We are very focused on those issues, because we know that women of color experience workplace inequities in much more egregious ways than White women. Black women file sexual harassment grievances with the EEOC at three times the rate of White women. The pay gap for women compared to men is 82 cents on the dollar, but for Latinas it is 54 cents, 62 cents for African Americans and 58 cents for Native American women. Women overall lose half a million in wages over the course of their career, but African American women will lose a million. These are critical issues for women of color. It requires that Time’s Up continues to make sure we are lifting up the unique ways women of color are victimized or not included in the workplace.

What about women who are not working in corporate America? How does Time’s Up approach change when helping women who are not in Hollywood or a C-suite position?

From the beginning of Time’s Up, the women in Hollywood who started it were not just thinking about their own industry.
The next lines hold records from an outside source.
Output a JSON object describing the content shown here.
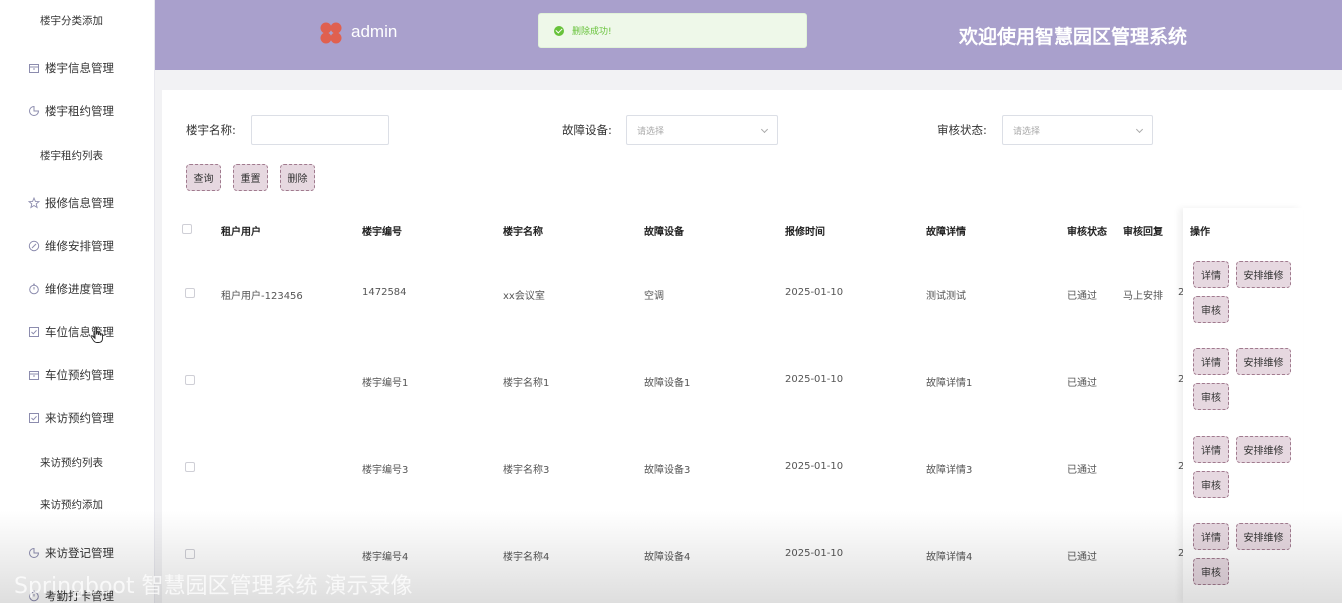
{
  "sidebar": {
    "items": [
      {
        "label": "楼宇分类添加",
        "icon": "none",
        "level": "sub"
      },
      {
        "label": "楼宇信息管理",
        "icon": "box-icon",
        "level": "top"
      },
      {
        "label": "楼宇租约管理",
        "icon": "pie-icon",
        "level": "top"
      },
      {
        "label": "楼宇租约列表",
        "icon": "none",
        "level": "sub"
      },
      {
        "label": "报修信息管理",
        "icon": "star-icon",
        "level": "top"
      },
      {
        "label": "维修安排管理",
        "icon": "compass-icon",
        "level": "top"
      },
      {
        "label": "维修进度管理",
        "icon": "timer-icon",
        "level": "top"
      },
      {
        "label": "车位信息管理",
        "icon": "check-square-icon",
        "level": "top"
      },
      {
        "label": "车位预约管理",
        "icon": "box-icon",
        "level": "top"
      },
      {
        "label": "来访预约管理",
        "icon": "check-square-icon",
        "level": "top"
      },
      {
        "label": "来访预约列表",
        "icon": "none",
        "level": "sub"
      },
      {
        "label": "来访预约添加",
        "icon": "none",
        "level": "sub"
      },
      {
        "label": "来访登记管理",
        "icon": "pie-icon",
        "level": "top"
      },
      {
        "label": "考勤打卡管理",
        "icon": "timer-icon",
        "level": "top"
      }
    ]
  },
  "header": {
    "admin": "admin",
    "title": "欢迎使用智慧园区管理系统",
    "toast": "删除成功!",
    "background": "#a9a0cc"
  },
  "search": {
    "name_label": "楼宇名称:",
    "name_value": "",
    "device_label": "故障设备:",
    "device_placeholder": "请选择",
    "status_label": "审核状态:",
    "status_placeholder": "请选择",
    "query": "查询",
    "reset": "重置",
    "delete": "删除"
  },
  "table": {
    "headers": [
      "租户用户",
      "楼宇编号",
      "楼宇名称",
      "故障设备",
      "报修时间",
      "故障详情",
      "审核状态",
      "审核回复",
      "操作"
    ],
    "rows": [
      {
        "user": "租户用户-123456",
        "code": "1472584",
        "name": "xx会议室",
        "device": "空调",
        "time": "2025-01-10",
        "detail": "测试测试",
        "status": "已通过",
        "reply": "马上安排",
        "extra": "2"
      },
      {
        "user": "",
        "code": "楼宇编号1",
        "name": "楼宇名称1",
        "device": "故障设备1",
        "time": "2025-01-10",
        "detail": "故障详情1",
        "status": "已通过",
        "reply": "",
        "extra": "2"
      },
      {
        "user": "",
        "code": "楼宇编号3",
        "name": "楼宇名称3",
        "device": "故障设备3",
        "time": "2025-01-10",
        "detail": "故障详情3",
        "status": "已通过",
        "reply": "",
        "extra": "2"
      },
      {
        "user": "",
        "code": "楼宇编号4",
        "name": "楼宇名称4",
        "device": "故障设备4",
        "time": "2025-01-10",
        "detail": "故障详情4",
        "status": "已通过",
        "reply": "",
        "extra": "2"
      }
    ],
    "ops": {
      "detail": "详情",
      "arrange": "安排维修",
      "audit": "审核"
    }
  },
  "watermark": "Springboot 智慧园区管理系统 演示录像"
}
They were very concerned with the question of how do we create a movement that includes [lower-income earning] workers, farmworkers, hotel workers? We created Time’s Up Legal Defense Fund to have a vehicle to help these women. Because many of them are paid so little, their lawsuits may not result in a large payout—which can make it very difficult for them to find a lawyer to take the case. So we wanted to give women access to legal assistance. Since the Defense Fund’s creation, two-thirds of the [3,600] people who have been served were lower income. It is necessary to make sure they have access to representation.

We also need to change companies. For example, that could mean putting in safety devices for hotel workers working late at night. And we have to address contract workers—for example, California and New York state are now working to make sure people in the gig economy are included. Women up and across the wage scale must have the protections they need.
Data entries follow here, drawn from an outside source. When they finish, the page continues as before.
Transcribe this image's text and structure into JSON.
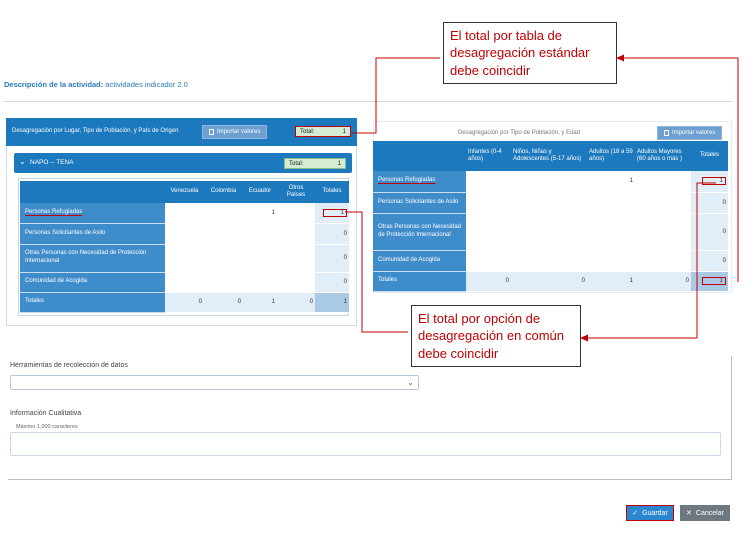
{
  "activity": {
    "label": "Descripción de la actividad:",
    "value": "actividades indicador 2.0"
  },
  "left": {
    "title": "Desagregación por Lugar, Tipo de Población, y País de Origen",
    "import_label": "Importar valores",
    "total_label": "Total:",
    "total_value": "1",
    "location": "NAPO -- TENA",
    "location_total_label": "Total:",
    "location_total_value": "1",
    "columns": [
      "Venezuela",
      "Colombia",
      "Ecuador",
      "Otros Países",
      "Totales"
    ],
    "rows": [
      {
        "label": "Personas Refugiadas",
        "cells": [
          "",
          "",
          "1",
          "",
          "1"
        ]
      },
      {
        "label": "Personas Solicitantes de Asilo",
        "cells": [
          "",
          "",
          "",
          "",
          "0"
        ]
      },
      {
        "label": "Otras Personas con Necesidad de Protección Internacional",
        "cells": [
          "",
          "",
          "",
          "",
          "0"
        ]
      },
      {
        "label": "Comunidad de Acogida",
        "cells": [
          "",
          "",
          "",
          "",
          "0"
        ]
      }
    ],
    "totals": {
      "label": "Totales",
      "cells": [
        "0",
        "0",
        "1",
        "0",
        "1"
      ]
    }
  },
  "right": {
    "title": "Desagregación por Tipo de Población, y Edad",
    "import_label": "Importar valores",
    "columns": [
      "Infantes (0-4 años)",
      "Niños, Niñas y Adolescentes (5-17 años)",
      "Adultos (18 a 59 años)",
      "Adultos Mayores (60 años o más )",
      "Totales"
    ],
    "rows": [
      {
        "label": "Personas Refugiadas",
        "cells": [
          "",
          "",
          "1",
          "",
          "1"
        ]
      },
      {
        "label": "Personas Solicitantes de Asilo",
        "cells": [
          "",
          "",
          "",
          "",
          "0"
        ]
      },
      {
        "label": "Otras Personas con Necesidad de Protección Internacional",
        "cells": [
          "",
          "",
          "",
          "",
          "0"
        ]
      },
      {
        "label": "Comunidad de Acogida",
        "cells": [
          "",
          "",
          "",
          "",
          "0"
        ]
      }
    ],
    "totals": {
      "label": "Totales",
      "cells": [
        "0",
        "0",
        "1",
        "0",
        "1"
      ]
    }
  },
  "callouts": {
    "table_total": "El total por tabla de desagregación estándar debe coincidir",
    "option_total": "El total por opción de desagregación en común debe coincidir"
  },
  "form": {
    "tools_label": "Herramientas de recolección de datos",
    "tools_value": "",
    "qual_label": "Información Cualitativa",
    "qual_hint": "Máximo 1,000 caracteres",
    "qual_value": ""
  },
  "buttons": {
    "save": "Guardar",
    "cancel": "Cancelar"
  },
  "colors": {
    "primary": "#1d79be",
    "row_label": "#3f8ccb",
    "total_box": "#d3ecd2",
    "callout_red": "#c00000"
  }
}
While you’ve been associated with Time’s Up since it began, what are you most excited about in this new position?

There is an incredible groundswell happening right now. In a number of industries—like health care, Hollywood and the media—women came together and organically demanded that they have a voice. I am excited in this new position about deepening the work they have done and widening it.

I’m also excited because I believe that 10 years from now we will see workplaces that are more respectful of everyone. And it will be the companies that get it right that will be the companies that are successful ten years from now.

This interview has been edited and condensed for clarity.